It's all changed the way spotters do their jobs, at least this week. High above the Daytona frontstretch, spotters typically use hand signals to alert their drafting counterparts as to what their drivers are intending to do. Now, though, the moves are happening so quickly, and require such precise coordination, that spotters are moving around to physically locate themselves next to the spotter of whomever they're drafting with. That's not always simple, especially at a sprawling track like Daytona that features two spotter's stands. When Montoya hooked up with Kahne late in Thursday's qualifier, "I looked everywhere for a Red Bull hat," Boyd said, referring to Kahne's car sponsor.

"It probably looks like a bunch of ants up there running around as things switch on the restarts as to who's going to work with who," former Daytona 500 winner Kevin Harvick said. "There's just more strategy and more talking than any race I've ever been a part of."

It can be tricky, given that spotters still have to keep their eyes on the track, and give information to their drivers, while searching out or maneuvering into position next to the spotter of their current drafting partner. Barnwell found himself in that situation Thursday when Truex hooked up with Denny Hamlin, whose spotter Curtis Markham was working from another stand. "I literally have to get off, go down, up the steps to Curtis," Barnwell said. "First time he came to me, second time I went to him. But if you're doing that, you're taking away from what you're doing. So it's a little bit of a bad situation there."

And the dance partners change every time two drivers hook up or separate. Keeping an eye on the No. 56 car through binoculars, Barnwell on Thursday relayed every communication from Truex to whichever spotter he was standing next to. In an attempt to prevent drivers from inadvertently spinning one another out -- something that's become too common this week --some spotters have developed a shoulder-pat system to let their drafting partners know when their driver is getting into or off the throttle. Many drivers are using team radio channels to communicate with one another directly. Back up on the spotter's stand, hand signals can leave no doubt: crossed arms followed by one finger, for example, mean the cars will be switching position in Turn 1.

"There's so much information, you can't hardly get it all out of your mouth quick enough before the situation changes and you're telling him about another situation," Boyd said. "It's fun once you get going. But the restarts and the initial hookups and getting everybody going, it's crazy."

And as soon as a driver changes drafting partners, the spotter's stand shuffle begins again. Barnwell estimates that about 75 percent of the pairings on the race track are forged by the eyes in the sky. "This is like going to the high school dance," Barnwell said. "You're going to hook up with some girl and go until about 11 o'clock. But by 11:05, you're going to have to find another date, because she hooked up with your buddy. That's what you're dealing with."

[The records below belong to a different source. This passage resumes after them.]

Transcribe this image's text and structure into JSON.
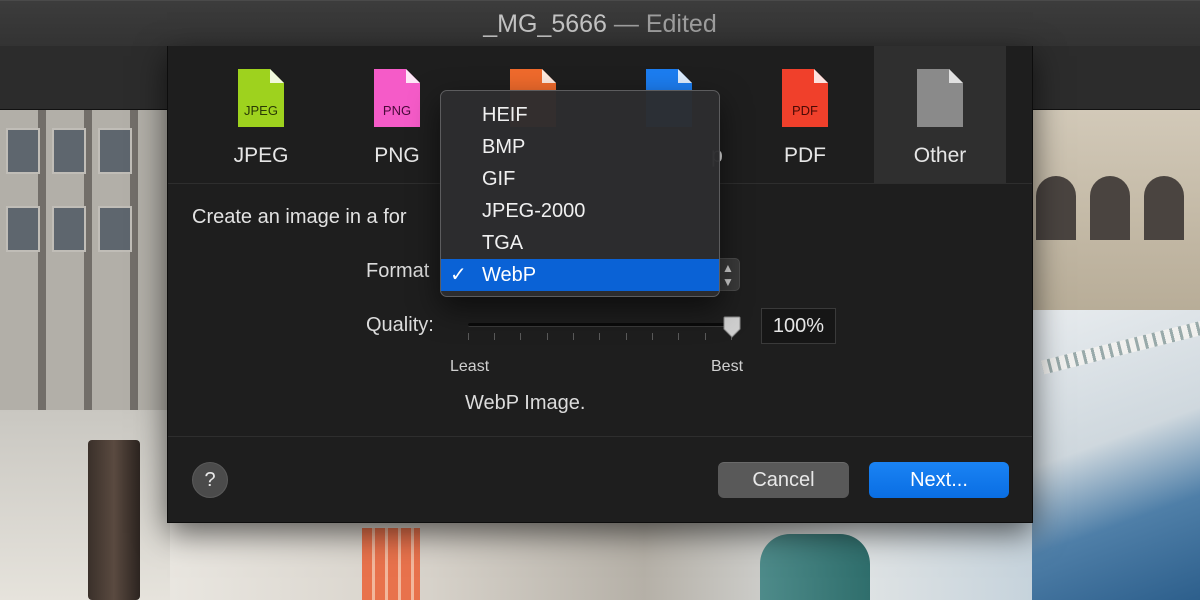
{
  "window": {
    "title_name": "_MG_5666",
    "title_suffix": " — Edited"
  },
  "format_tabs": [
    {
      "label": "JPEG",
      "icon": "jpeg-file-icon",
      "icon_text": "JPEG",
      "color": "#9ed21e"
    },
    {
      "label": "PNG",
      "icon": "png-file-icon",
      "icon_text": "PNG",
      "color": "#f55bc8"
    },
    {
      "label": "",
      "icon": "tiff-file-icon",
      "icon_text": "",
      "color": "#ef6a2c"
    },
    {
      "label": "p",
      "icon": "heic-file-icon",
      "icon_text": "",
      "color": "#1c7df0"
    },
    {
      "label": "PDF",
      "icon": "pdf-file-icon",
      "icon_text": "PDF",
      "color": "#f0402b"
    },
    {
      "label": "Other",
      "icon": "other-file-icon",
      "icon_text": "",
      "color": "#8a8a8a"
    }
  ],
  "active_tab": "Other",
  "description": "Create an image in a for",
  "format": {
    "label": "Format",
    "menu_items": [
      "HEIF",
      "BMP",
      "GIF",
      "JPEG-2000",
      "TGA",
      "WebP"
    ],
    "selected": "WebP",
    "check": "✓"
  },
  "quality": {
    "label": "Quality:",
    "value_text": "100%",
    "level": 1.0,
    "min_label": "Least",
    "max_label": "Best"
  },
  "format_description": "WebP Image.",
  "buttons": {
    "help": "?",
    "cancel": "Cancel",
    "next": "Next..."
  },
  "colors": {
    "accent": "#0a6ee3",
    "menu_highlight": "#0a62d6"
  }
}
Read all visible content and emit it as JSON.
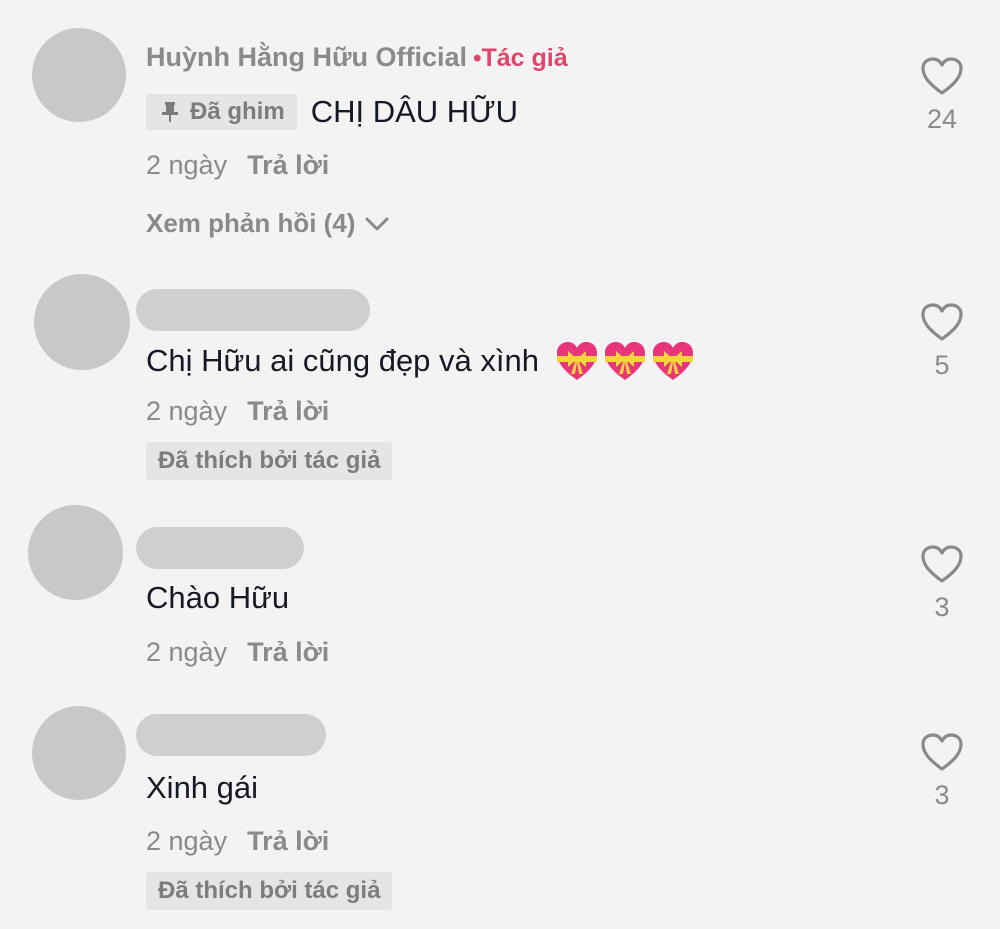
{
  "comments": [
    {
      "username": "Huỳnh Hằng Hữu Official",
      "author_tag": "Tác giả",
      "pinned_label": "Đã ghim",
      "text": "CHỊ DÂU HỮU",
      "time": "2 ngày",
      "reply": "Trả lời",
      "view_replies": "Xem phản hồi (4)",
      "likes": "24"
    },
    {
      "text": "Chị Hữu ai cũng đẹp và xình",
      "emojis": [
        "heart-with-ribbon",
        "heart-with-ribbon",
        "heart-with-ribbon"
      ],
      "time": "2 ngày",
      "reply": "Trả lời",
      "liked_by_author": "Đã thích bởi tác giả",
      "likes": "5"
    },
    {
      "text": "Chào Hữu",
      "time": "2 ngày",
      "reply": "Trả lời",
      "likes": "3"
    },
    {
      "text": "Xinh gái",
      "time": "2 ngày",
      "reply": "Trả lời",
      "liked_by_author": "Đã thích bởi tác giả",
      "likes": "3"
    }
  ],
  "colors": {
    "background": "#f4f3f3",
    "author_accent": "#e0456b",
    "muted_text": "#8a8a8a",
    "body_text": "#161823"
  }
}
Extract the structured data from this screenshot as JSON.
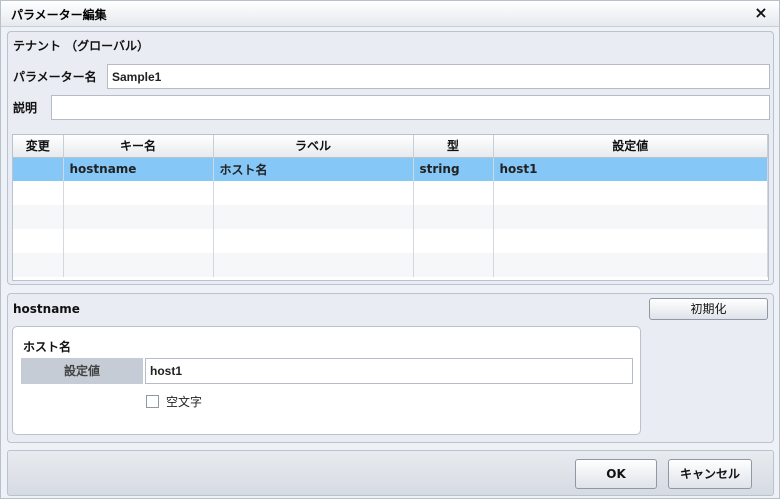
{
  "window": {
    "title": "パラメーター編集",
    "close_icon": "×"
  },
  "top": {
    "tenant_label": "テナント （グローバル）",
    "param_name_label": "パラメーター名",
    "param_name_value": "Sample1",
    "description_label": "説明",
    "description_value": ""
  },
  "grid": {
    "headers": [
      "変更",
      "キー名",
      "ラベル",
      "型",
      "設定値"
    ],
    "rows": [
      {
        "changed": "",
        "key": "hostname",
        "label": "ホスト名",
        "type": "string",
        "value": "host1"
      }
    ]
  },
  "detail": {
    "title": "hostname",
    "reset_button": "初期化",
    "group_title": "ホスト名",
    "field_label": "設定値",
    "field_value": "host1",
    "empty_string_label": "空文字",
    "empty_string_checked": false
  },
  "footer": {
    "ok_label": "OK",
    "cancel_label": "キャンセル"
  }
}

Thursday, the end result left them all exhausted. Barnwell said he felt as physically and mentally drained after the 150-mile qualifier as he typically does after a 500-lap event on the short track in Bristol, Tenn. "Those were the toughest 60 laps I've ever done, and I've been doing this for a long time," he added. And it was just a hint of what's to come over 500 miles and nearly four hours on Sunday.

"Sunday," Boyd said, "is going to be the hardest race I've ever done."